This article is from MIDWEST ENERGY NEWS.  I contacted them for permission to use the article and photos, and they said the article is licensed Creative Commons so please feel free to repost in its entirety.  I hope you will click on the link and read the entire article.  There's a whole lot more that I didn't include; and while you are there, please  sign up for their newsletter.  One more thing.   They are looking for qualified freelance writers.  check it out

Write for us
We’re always looking for qualified freelance writers. Send your resume and clips to editor Ken Paulman at paulman@fresh-energy.org. No phone calls, please.

Originally posted to dkmich on Fri Oct 25, 2013 at 02:11 PM PDT.

Also republished by Motor City Kossacks, Climate Change SOS, and Michigan, My Michigan.

EMAIL TO A FRIEND X
Your Email has been sent.
You must add at least one tag to this diary before publishing it.

Add keywords that describe this diary. Separate multiple keywords with commas.
Tagging tips - Search For Tags - Browse For Tags

?

More Tagging tips:

A tag is a way to search for this diary. If someone is searching for "Barack Obama," is this a diary they'd be trying to find?

Use a person's full name, without any title. Senator Obama may become President Obama, and Michelle Obama might run for office.

If your diary covers an election or elected official, use election tags, which are generally the state abbreviation followed by the office. CA-01 is the first district House seat. CA-Sen covers both senate races. NY-GOV covers the New York governor's race.

Tags do not compound: that is, "education reform" is a completely different tag from "education". A tag like "reform" alone is probably not meaningful.

Consider if one or more of these tags fits your diary: Civil Rights, Community, Congress, Culture, Economy, Education, Elections, Energy, Environment, Health Care, International, Labor, Law, Media, Meta, National Security, Science, Transportation, or White House. If your diary is specific to a state, consider adding the state (California, Texas, etc). Keep in mind, though, that there are many wonderful and important diaries that don't fit in any of these tags. Don't worry if yours doesn't.

You can add a private note to this diary when hotlisting it:
Are you sure you want to remove this diary from your hotlist?
Are you sure you want to remove your recommendation? You can only recommend a diary once, so you will not be able to re-recommend it afterwards.
Rescue this diary, and add a note:
Are you sure you want to remove this diary from Rescue?
Choose where to republish this diary. The diary will be added to the queue for that group. Publish it from the queue to make it appear.

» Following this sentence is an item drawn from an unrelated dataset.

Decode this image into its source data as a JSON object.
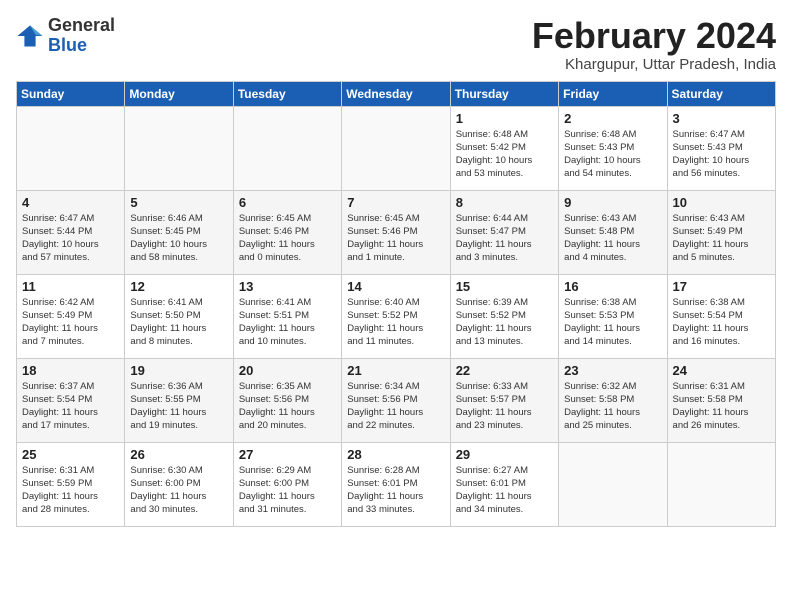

You must be a member of a group to use this feature.

Add a quick update to your diary without changing the diary itself:
Are you sure you want to remove this diary?
(The diary will be removed from the site and returned to your drafts for further editing.)
(The diary will be removed.)
Are you sure you want to save these changes to the published diary?

Comment Preferences

Subscribe or Donate to support Daily Kos.

Click here for the mobile view of the site